Using "Build" as the search string, find the matching lines below and copy them.

(Data Opens)

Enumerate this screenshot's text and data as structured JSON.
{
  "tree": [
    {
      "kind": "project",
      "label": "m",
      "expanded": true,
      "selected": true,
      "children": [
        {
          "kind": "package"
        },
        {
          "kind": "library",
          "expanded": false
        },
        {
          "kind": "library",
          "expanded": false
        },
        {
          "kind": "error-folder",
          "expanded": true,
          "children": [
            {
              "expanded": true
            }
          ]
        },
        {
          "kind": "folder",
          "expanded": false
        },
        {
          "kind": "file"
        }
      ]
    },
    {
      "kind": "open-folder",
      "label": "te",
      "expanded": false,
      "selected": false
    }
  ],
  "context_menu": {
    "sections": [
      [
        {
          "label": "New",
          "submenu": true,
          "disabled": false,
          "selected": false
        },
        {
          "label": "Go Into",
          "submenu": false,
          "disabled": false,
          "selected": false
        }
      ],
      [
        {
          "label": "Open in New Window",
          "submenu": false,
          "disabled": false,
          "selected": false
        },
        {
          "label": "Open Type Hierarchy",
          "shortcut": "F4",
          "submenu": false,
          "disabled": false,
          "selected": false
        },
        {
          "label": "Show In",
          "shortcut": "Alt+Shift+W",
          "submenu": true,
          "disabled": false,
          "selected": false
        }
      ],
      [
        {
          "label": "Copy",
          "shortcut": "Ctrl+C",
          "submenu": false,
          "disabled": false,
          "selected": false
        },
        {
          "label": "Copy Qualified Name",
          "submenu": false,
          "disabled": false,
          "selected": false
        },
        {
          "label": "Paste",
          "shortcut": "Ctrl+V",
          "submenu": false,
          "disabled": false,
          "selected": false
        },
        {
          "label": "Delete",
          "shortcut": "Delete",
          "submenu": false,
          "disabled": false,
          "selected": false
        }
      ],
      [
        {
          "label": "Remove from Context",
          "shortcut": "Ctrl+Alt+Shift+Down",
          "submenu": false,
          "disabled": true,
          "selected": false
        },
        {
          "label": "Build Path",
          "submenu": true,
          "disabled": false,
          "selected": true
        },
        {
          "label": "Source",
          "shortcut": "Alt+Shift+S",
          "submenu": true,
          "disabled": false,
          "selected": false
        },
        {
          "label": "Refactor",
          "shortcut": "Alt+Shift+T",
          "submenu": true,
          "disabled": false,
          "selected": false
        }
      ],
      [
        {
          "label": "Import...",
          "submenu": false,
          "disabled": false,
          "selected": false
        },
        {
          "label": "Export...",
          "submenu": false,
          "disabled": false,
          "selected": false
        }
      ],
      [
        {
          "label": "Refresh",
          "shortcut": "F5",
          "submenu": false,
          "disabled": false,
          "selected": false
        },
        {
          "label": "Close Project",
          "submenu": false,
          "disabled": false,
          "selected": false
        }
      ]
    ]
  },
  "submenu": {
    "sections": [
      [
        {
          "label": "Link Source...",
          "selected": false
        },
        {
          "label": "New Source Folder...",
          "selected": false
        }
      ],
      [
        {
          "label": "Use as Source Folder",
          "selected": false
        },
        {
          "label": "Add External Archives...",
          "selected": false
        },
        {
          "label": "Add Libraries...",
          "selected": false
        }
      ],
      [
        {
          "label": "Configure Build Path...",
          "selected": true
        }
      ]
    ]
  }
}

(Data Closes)

__Response area__:
          "label": "Build Path",
          "label": "Configure Build Path...",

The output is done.